Blueberry Waffles made  from Freeze Dried Blueberries.  (In place of the 1/2 cup blueberries, you could also use shredded zucchini, diced apples, strawberry slices, diced bananas and nuts or other fruits.)
Blueberry Waffles 
Combine Dry Ingredients:
1 1/2 Cup Flour (Spelt Flour or Soft White Wheat Flour or White Flour)
1/2 Cup + 2 tbsp of Country Cream Instant Nonfat Milk Powder
1/2 tsp RealSalt Granular Salt
2 tsp Rumford Aluminum Free Baking Powder
Then add wet ingredients:
1 Cup Water
2 Eggs
4 Tbsp Coconut Oil for waffles (for pancakes use only 2 Tbsp)
2 Tbsp Honey (or Xagave or Sugar)
Mix all of the above ingredients and then add:
1/2 Cup Honeyville Freeze Dried Blueberries

Blueberry Syrup

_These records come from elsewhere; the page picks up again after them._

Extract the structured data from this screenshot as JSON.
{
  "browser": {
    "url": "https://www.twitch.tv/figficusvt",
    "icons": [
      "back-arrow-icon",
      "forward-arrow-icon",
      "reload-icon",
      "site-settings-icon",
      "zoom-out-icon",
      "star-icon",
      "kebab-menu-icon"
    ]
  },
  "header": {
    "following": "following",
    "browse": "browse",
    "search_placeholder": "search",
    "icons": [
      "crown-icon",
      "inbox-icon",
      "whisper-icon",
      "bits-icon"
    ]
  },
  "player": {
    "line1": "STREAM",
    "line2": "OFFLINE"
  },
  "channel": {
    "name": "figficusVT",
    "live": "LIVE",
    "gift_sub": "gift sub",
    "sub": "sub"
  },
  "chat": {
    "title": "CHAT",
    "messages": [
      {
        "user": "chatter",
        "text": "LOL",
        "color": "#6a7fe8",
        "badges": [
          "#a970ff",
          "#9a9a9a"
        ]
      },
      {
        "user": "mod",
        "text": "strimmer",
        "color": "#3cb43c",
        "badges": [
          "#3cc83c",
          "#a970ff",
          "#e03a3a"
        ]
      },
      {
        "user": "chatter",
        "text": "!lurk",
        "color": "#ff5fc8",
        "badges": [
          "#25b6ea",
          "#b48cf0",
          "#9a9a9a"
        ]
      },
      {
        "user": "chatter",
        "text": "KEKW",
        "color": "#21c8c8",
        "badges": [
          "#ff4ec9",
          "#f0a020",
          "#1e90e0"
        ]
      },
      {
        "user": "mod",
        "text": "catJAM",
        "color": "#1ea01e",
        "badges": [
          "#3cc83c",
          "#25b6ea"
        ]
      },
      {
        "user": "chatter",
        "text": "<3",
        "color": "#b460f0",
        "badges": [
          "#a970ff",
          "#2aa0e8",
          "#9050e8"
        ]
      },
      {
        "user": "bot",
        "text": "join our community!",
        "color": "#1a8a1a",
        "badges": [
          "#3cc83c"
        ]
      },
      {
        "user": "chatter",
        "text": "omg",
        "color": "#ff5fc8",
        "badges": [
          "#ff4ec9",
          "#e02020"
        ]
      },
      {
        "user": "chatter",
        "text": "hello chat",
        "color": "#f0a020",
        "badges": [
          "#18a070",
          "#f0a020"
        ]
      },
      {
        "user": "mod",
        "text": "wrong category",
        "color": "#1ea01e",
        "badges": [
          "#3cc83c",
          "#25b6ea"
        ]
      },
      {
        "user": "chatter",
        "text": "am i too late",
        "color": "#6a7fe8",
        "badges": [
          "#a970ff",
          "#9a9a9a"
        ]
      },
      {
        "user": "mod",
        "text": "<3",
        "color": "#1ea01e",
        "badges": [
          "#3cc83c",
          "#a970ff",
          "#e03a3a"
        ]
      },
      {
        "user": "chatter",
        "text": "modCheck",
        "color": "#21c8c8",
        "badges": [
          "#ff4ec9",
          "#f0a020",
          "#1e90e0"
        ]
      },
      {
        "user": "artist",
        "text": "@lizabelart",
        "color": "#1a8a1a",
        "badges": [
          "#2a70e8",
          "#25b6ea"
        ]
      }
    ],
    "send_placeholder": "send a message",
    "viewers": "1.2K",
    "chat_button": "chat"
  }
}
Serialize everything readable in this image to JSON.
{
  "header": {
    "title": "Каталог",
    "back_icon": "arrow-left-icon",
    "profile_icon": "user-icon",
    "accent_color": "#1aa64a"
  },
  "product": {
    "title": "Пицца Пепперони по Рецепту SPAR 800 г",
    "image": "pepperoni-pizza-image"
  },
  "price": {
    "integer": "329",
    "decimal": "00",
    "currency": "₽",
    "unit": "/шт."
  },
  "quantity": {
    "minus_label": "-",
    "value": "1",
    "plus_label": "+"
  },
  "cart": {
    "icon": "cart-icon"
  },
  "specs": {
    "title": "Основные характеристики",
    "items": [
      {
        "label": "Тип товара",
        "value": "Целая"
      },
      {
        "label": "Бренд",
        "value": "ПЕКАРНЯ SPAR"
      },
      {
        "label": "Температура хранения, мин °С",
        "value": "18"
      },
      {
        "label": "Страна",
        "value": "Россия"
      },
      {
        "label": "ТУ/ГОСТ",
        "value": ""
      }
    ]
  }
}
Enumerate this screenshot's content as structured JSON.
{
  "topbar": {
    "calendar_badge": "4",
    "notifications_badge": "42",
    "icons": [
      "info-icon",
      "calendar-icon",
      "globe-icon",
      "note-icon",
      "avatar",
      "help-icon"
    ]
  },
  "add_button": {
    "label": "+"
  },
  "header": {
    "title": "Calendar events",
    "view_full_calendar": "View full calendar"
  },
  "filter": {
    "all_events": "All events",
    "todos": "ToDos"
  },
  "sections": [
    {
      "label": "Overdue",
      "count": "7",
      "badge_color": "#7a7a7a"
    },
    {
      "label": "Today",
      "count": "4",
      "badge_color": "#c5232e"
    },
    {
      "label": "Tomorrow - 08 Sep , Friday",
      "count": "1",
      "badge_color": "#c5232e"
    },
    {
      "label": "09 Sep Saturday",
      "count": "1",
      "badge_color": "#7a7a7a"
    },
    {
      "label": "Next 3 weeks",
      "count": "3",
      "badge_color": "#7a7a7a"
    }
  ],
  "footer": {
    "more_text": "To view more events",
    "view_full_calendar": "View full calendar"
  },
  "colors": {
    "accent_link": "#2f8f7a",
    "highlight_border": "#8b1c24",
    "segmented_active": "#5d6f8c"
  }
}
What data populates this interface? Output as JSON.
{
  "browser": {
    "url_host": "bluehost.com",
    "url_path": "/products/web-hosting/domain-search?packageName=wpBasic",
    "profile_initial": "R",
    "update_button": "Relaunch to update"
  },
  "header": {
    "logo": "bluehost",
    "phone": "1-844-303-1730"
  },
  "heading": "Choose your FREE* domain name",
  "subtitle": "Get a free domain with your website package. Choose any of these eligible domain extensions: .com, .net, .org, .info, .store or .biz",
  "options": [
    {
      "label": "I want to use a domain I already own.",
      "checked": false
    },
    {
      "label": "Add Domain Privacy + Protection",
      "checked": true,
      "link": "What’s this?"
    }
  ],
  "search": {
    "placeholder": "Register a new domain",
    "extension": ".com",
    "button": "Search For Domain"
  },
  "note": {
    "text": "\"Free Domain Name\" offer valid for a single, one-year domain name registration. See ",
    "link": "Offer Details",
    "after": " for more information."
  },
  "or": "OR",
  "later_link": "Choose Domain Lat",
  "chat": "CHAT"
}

Our recipe for Blueberry Syrup comes courtesy of Chef Brad.  If you don't have his book, Those Wonderful Grains II, it is time to get it!  This book is loaded with information on all of the grains, it has great bread recipes, plus it has recipes for meals, salads, desserts and more!

Blueberry Syrup is a delightful treat on pancakes and waffles.  It is simple to make and very delicious.

Combine in a sauce pan the following ingredients:

2 Cups Water

1 Cup Sugar

1/2 Cup Lemon Juice

1 Cup Honeyville Freeze Dried Blueberries

Cook on medium/high heat  until blueberries are soft and sugar is dissolved.
Making Syrup

Place mixture in blender and add 1/3 Cup Ultra Gel.  Blend until you achieve the desired consistency.  Store in the refrigerator.
Blueberry Waffles and Syrup

As you can see this makes a great topping!

Monday, June 7, 2010

Troy's Sour Cream Dip

Simple and Delicious Sour Cream Dip
Sour Cream Dip
One great way to use Sour Cream Powder is to make your own dip for vegetables, crackers or chips.  It is easy and fun to make.  Plus, you control the ingredients!  You can add different seasonings, herbs and salt to make your own great creation.  Parsley Flakes, Dill, Seasoning Salts or Seasoning Mixes work great.  Here is a simple recipe:
Sour Cream Dip

1/2 tsp Organic Real Salt Natural Season Salt
1/4 tsp Organic Real Salt Natural Onion Salt
1 Cup Sour Cream (from rehydrated Sour Cream Powder)
Chill for 1/2 hour and enjoy!